The union representing TTC workers and the city have started a war of words over what it means to be an essential service in Rob Ford's Toronto - and how the city will pay for it.
With workers' contracts expiring at the end of March and the city requesting that the province curb their right to strike, the union boss is already sparring with city officials over whether TTC workers deserve compensation on par with Toronto's police and firefighters.
ATU Local 113 president Bob Kinnear has been quoted recently saying he believes transit workers, if declared essential, should get the same pay as Toronto's other essential emergency services.
He told the Globe and Mail on Monday he has been forced to take this position by the city.
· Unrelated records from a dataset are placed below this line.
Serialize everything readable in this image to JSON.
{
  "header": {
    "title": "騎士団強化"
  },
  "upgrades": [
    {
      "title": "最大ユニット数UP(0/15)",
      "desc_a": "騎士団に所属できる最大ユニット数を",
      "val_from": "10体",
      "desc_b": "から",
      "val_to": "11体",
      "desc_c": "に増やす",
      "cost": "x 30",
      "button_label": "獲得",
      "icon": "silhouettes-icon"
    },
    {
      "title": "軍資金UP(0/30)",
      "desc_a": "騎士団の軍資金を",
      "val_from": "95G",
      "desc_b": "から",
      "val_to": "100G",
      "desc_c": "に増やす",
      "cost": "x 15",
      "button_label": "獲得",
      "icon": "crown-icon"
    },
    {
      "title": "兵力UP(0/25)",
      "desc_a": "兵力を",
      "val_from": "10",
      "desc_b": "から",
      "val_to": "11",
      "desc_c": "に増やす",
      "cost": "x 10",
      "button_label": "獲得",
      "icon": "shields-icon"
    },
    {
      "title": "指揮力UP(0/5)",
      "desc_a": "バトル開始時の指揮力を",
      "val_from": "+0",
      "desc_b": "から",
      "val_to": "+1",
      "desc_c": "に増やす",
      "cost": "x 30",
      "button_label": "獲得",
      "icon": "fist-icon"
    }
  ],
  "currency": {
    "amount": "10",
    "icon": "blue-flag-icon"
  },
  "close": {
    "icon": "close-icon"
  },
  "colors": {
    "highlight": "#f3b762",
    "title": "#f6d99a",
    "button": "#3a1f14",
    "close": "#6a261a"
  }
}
On Thursday, city council voted 28 to 17 in favour of asking the province to make the TTC an essential service. Now it's a waiting game to see if the province takes action before union negotiations begin in February.
"We don't believe that we meet the same threshold as the police and the fire. It's the city that's making that argument," Mr. Kinnear said in an interview. "If the city - city council, and the Toronto Transit Commission - want to deem us an essential service equivalent to the firefighters and police, then we would obviously argue that the compensation should be the same."
A 4th class Toronto police constable currently earns $56,731 in base pay, while a 1st class constable earns $81,046. A first class firefighter, the lowest rank, earns $78,741.
Meanwhile the top rate for a TTC operator is $29.43 per hour, and $35.31 per hour for a mechanic, according to TTC's director of corporate communications Brad Ross.
Mr. Kinnear said employees typically earn $56,000 to $57,000 on average before overtime pay.
But TTC chairman Karen Stintz, who voted in favour of council's request to the province, said the assertion that TTC workers be paid at the same level as Toronto's finest was entirely off base.
"They aren't doing the same job as police and firefighters," she said. "I'm not sure that's a reasonable expectation given that they're not doing the same job."
But Mr. Kinnear said by being made an essential service, the city is putting them in the same, albeit unwanted, position.
"We recognize the important job that police services and fire provide to this city and we have the utmost respect for them and the jobs that they do each and every day putting their lives on the line," Mr. Kinnear said. "That's the whole reason why we don't believe we should be characterized the same as them."
While he's already said more work-to-rule campaigns are in store if the TTC is deemed essential, Mr. Kinnear said the focus will also turn to equal pay.
"Is it unreasonable to think, that if we were deemed, our organization was deemed, an essential service that we wouldn't put forth our best arguments to increase the compensation?" he said. "Why wouldn't we do that?"
That mindset is likely to anger already disgruntled transit users, but Mr. Kinnear said they have the city to blame.